# [DATASET RECORDS]
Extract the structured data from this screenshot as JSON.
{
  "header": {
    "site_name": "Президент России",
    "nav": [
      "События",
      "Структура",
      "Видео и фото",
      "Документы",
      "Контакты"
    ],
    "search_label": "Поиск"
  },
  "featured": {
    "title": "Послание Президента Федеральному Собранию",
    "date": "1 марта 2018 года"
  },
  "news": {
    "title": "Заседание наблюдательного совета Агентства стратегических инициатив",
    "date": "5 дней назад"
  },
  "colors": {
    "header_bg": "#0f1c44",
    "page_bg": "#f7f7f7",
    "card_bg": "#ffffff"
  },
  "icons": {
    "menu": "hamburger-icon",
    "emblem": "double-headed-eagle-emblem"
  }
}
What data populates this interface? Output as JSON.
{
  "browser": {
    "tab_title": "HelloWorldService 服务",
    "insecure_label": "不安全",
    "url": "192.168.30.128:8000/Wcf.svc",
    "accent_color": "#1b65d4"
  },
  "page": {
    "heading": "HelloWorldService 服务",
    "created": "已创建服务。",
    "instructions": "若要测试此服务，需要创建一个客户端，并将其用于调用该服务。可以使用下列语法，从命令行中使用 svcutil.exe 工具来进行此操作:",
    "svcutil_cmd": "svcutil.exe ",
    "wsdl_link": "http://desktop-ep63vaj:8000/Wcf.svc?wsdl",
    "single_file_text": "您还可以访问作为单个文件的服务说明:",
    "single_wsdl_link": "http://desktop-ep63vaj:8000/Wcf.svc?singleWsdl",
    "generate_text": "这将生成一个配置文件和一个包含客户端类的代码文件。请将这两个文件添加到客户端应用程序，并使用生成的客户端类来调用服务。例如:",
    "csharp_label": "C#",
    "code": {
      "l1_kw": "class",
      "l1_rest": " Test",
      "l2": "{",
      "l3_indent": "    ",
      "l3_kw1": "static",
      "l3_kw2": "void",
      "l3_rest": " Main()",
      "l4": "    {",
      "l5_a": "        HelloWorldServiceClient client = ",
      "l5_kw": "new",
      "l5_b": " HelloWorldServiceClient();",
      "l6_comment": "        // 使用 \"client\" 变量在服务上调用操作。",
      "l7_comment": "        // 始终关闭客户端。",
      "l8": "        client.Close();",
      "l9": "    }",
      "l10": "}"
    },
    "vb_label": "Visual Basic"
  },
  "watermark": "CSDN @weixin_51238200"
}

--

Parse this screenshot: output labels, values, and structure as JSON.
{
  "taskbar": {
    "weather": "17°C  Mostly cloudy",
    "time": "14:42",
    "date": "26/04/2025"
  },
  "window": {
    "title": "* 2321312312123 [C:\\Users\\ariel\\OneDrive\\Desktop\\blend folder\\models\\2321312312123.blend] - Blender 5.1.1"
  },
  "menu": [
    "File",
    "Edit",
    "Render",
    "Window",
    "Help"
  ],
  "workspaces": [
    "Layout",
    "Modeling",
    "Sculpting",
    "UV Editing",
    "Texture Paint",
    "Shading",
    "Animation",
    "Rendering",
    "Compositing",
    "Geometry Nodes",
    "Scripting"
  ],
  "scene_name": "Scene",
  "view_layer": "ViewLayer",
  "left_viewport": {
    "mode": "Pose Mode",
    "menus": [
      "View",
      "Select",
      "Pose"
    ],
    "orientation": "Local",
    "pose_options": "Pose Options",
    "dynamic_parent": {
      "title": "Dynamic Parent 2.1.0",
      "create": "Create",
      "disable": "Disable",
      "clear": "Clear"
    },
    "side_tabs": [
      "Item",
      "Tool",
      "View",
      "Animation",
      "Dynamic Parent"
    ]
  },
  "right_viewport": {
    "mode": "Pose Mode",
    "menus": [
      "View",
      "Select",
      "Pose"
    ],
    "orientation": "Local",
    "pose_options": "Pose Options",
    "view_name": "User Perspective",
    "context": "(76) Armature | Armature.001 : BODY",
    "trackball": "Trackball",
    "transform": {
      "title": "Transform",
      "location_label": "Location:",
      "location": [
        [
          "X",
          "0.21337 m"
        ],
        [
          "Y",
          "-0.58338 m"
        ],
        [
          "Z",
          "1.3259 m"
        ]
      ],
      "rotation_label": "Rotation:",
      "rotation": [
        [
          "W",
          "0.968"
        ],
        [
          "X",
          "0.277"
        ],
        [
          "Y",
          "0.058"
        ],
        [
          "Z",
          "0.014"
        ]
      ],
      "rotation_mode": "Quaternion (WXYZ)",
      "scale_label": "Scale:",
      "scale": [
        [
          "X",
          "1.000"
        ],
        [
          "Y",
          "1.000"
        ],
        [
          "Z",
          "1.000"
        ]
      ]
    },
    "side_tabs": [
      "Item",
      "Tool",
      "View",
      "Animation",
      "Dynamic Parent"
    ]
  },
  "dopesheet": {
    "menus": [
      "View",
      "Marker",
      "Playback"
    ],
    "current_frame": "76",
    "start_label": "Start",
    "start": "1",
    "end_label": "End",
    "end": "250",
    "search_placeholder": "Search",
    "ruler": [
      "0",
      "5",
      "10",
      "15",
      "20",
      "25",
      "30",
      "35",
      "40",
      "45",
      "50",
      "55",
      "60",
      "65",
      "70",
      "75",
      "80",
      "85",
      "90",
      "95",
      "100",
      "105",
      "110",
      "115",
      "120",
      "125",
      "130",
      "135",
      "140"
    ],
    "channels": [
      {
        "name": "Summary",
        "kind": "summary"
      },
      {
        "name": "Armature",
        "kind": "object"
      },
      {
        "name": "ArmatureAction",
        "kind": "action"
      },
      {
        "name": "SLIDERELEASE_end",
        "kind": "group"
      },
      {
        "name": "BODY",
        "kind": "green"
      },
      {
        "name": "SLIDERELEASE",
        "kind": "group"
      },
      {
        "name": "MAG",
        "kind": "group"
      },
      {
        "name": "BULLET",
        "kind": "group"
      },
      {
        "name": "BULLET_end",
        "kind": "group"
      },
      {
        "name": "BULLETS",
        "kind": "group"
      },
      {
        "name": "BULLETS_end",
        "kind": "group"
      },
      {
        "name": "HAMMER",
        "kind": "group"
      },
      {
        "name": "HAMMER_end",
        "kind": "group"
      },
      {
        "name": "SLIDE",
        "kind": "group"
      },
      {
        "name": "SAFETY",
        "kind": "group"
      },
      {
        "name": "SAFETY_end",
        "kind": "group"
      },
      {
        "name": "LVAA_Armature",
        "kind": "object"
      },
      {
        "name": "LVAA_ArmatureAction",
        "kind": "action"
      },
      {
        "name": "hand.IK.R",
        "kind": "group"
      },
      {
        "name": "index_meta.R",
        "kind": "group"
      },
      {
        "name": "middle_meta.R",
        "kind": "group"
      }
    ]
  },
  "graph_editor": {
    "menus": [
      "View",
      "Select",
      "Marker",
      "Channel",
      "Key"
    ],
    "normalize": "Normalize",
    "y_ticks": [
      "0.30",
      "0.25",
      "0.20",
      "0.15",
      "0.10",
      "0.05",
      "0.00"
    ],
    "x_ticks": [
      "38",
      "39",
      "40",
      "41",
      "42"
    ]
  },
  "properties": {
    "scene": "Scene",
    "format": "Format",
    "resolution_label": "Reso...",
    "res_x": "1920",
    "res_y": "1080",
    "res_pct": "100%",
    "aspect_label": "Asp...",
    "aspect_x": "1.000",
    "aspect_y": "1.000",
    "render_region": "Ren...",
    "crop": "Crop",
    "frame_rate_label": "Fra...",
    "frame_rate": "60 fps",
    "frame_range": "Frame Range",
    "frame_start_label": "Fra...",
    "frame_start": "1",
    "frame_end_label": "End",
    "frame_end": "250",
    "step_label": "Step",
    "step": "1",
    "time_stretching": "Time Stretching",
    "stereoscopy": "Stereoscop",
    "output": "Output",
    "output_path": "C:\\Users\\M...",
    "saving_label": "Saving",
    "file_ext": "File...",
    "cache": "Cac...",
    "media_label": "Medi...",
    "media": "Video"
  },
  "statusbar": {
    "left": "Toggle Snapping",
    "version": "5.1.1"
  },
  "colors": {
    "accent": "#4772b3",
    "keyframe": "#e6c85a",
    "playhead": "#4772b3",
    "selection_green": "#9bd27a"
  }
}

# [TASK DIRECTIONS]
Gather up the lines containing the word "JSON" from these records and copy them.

# [WRITTEN REPLY]
Extract the structured data from this screenshot as JSON.
What data populates this interface? Output as JSON.
Parse this screenshot: output labels, values, and structure as JSON.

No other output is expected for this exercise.